We used the extended measurements to compare work and heat measurements. Although there remain basic mathematical questions as to how best to estimate heat from a stochastic time series, we found—following a suggestion by D. Chiuchiù—that a higher-order numerical method based on Simpson’s rule cures the most basic issue, a secular divergence of the estimate that, because it grows with time, always dominates when applied to long trajectories. It would be interesting to understand this issue better and to have a more proper integration scheme.

In comparing the work and heat measurements, we found their average values to be approximately consistent with the expected values from the first law of thermodynamics but that the width of the work distribution becomes much narrower than that of the heat distribution, which is always of order *kT*. Such behaviour is expected for long time series. It implies that, even if you are interested in estimating the mean heat transferred to a bath (as in these erasure experiments), you will minimize statistical errors by first estimating the mean of the work distribution and then using the first law to convert that estimate into one for the heat transfer.
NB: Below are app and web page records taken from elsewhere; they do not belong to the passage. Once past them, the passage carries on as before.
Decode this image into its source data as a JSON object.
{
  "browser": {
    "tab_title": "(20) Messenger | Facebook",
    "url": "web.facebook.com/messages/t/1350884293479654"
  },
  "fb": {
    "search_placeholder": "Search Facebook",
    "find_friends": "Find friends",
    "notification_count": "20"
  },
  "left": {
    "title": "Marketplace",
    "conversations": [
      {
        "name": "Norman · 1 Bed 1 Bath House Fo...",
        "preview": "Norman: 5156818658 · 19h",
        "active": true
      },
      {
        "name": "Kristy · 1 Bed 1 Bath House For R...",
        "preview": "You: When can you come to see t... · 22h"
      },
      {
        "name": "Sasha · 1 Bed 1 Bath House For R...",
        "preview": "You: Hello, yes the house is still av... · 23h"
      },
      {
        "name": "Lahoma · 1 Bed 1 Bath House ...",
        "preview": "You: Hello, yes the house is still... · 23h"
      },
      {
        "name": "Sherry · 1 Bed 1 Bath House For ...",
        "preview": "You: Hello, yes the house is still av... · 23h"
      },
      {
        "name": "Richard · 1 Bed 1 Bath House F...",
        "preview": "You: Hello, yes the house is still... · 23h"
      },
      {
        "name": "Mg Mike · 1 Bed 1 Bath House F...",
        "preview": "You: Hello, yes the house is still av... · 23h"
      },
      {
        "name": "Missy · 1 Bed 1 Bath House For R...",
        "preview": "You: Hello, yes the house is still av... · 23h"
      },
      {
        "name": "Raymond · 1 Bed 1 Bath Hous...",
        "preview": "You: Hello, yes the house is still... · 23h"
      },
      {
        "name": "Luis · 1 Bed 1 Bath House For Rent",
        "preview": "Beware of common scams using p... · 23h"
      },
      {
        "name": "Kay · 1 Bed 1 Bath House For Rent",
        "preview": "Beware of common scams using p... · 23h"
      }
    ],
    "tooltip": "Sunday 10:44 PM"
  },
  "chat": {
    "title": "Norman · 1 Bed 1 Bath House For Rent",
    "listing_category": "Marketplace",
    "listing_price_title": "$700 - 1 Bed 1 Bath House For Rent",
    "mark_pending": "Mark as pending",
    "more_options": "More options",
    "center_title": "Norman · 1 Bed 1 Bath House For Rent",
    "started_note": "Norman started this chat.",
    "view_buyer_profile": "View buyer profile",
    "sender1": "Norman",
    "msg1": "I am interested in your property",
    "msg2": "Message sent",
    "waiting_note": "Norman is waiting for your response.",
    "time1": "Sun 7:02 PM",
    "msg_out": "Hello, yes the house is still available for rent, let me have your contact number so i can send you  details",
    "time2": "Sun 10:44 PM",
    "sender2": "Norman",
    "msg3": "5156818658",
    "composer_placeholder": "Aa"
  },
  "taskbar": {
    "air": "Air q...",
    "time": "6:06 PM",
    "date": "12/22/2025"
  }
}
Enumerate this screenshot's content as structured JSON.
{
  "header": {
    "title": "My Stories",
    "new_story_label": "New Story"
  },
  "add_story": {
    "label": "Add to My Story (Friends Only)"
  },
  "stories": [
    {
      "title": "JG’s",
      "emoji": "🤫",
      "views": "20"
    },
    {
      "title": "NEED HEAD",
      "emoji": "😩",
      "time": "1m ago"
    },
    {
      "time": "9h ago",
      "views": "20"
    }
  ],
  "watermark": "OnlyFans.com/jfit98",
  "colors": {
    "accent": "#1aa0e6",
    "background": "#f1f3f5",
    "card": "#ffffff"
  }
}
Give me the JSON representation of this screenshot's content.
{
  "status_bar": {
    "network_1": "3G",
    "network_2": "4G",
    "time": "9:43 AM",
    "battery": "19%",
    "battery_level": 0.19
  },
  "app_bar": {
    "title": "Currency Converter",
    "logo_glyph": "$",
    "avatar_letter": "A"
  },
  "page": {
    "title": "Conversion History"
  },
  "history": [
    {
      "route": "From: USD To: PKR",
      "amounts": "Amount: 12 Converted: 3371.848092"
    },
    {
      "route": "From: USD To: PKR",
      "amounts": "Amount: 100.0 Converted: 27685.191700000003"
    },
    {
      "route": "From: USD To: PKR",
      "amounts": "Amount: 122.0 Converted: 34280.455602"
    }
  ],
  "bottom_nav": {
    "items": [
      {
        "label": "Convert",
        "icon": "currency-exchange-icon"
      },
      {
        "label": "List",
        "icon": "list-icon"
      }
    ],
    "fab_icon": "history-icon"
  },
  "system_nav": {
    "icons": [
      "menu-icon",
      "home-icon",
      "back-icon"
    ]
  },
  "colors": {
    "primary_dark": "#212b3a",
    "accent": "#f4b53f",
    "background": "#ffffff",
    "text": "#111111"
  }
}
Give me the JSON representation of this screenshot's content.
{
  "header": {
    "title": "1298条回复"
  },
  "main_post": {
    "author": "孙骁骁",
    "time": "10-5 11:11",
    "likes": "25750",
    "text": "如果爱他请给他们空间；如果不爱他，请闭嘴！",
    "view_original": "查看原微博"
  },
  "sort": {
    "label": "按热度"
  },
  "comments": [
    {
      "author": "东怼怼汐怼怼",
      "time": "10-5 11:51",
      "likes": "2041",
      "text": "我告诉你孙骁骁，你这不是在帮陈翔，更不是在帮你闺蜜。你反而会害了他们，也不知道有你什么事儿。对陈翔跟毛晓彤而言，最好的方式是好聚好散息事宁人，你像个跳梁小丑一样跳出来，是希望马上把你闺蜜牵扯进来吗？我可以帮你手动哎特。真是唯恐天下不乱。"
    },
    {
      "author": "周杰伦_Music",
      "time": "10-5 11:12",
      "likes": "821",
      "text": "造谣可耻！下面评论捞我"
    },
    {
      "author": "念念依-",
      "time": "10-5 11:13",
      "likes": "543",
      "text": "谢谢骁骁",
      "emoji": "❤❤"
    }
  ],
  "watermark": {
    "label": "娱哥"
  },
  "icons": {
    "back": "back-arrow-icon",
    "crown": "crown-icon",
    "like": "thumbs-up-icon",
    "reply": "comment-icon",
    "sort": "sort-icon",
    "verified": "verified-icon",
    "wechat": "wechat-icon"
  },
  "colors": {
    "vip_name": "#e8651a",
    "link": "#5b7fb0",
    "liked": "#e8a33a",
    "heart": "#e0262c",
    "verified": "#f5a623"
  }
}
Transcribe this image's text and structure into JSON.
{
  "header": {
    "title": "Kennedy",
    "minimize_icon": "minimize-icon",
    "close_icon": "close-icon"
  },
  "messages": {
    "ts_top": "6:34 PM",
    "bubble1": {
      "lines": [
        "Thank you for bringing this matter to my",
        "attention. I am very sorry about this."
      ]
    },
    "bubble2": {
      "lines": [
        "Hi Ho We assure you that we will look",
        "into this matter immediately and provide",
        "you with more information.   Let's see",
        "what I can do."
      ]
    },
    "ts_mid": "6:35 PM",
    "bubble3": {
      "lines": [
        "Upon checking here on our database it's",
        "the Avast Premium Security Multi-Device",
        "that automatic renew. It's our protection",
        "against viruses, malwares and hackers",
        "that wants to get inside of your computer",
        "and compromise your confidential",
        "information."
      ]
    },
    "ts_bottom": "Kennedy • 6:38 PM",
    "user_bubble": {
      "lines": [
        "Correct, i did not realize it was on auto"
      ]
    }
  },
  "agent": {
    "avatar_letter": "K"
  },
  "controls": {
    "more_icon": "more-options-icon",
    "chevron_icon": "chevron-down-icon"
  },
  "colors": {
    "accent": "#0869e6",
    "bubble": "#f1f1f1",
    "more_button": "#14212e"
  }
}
Finally, although there has not been space to review the work, the feedback trap has also been used for several related projects. In this paper, we have discussed information erasure assuming that bits are symmetric and associated with equal volumes in phase space, but we can use the unique capabilities of the feedback trap to design potentials where different bits have different sizes [22]. For example, parts of the potential can be stretched by a controllable factor *η*. Such a situation has practical interest—in biological systems, information-bearing degrees of freedom correspond to different states having different free energies—and also fundamental interest—the asymmetric states are typically not in global equilibrium. Their exploration further illustrates the dual role of control in cybernetical physics, where it can lead both to new tools and to new physical results.

## Data accessibility

The data that support the findings of this study are available from the corresponding author upon request.

## Authors' contributions

M.G. carried out the experiments and performed the data analysis. J.B. and M.G. conceived of and designed the study and drafted the manuscript. Both authors read and approved the manuscript.

## Competing interests

The authors declare that they have no competing interests.

## Funding

This work was supported by NSERC Canada.

## Acknowledgements

We thank Davide Chiuchiù for his suggestions concerning numerical methods and David Sivak for helpful conversations.

## Footnotes

One contribution of 15 to a theme issue ‘Horizons of cybernetical physics’.

↵1 For an interval Δ

*x*, Simpson’s rule is .

- Accepted October 15, 2016.

- © 2017 The Author(s)

Published by the Royal Society. All rights reserved.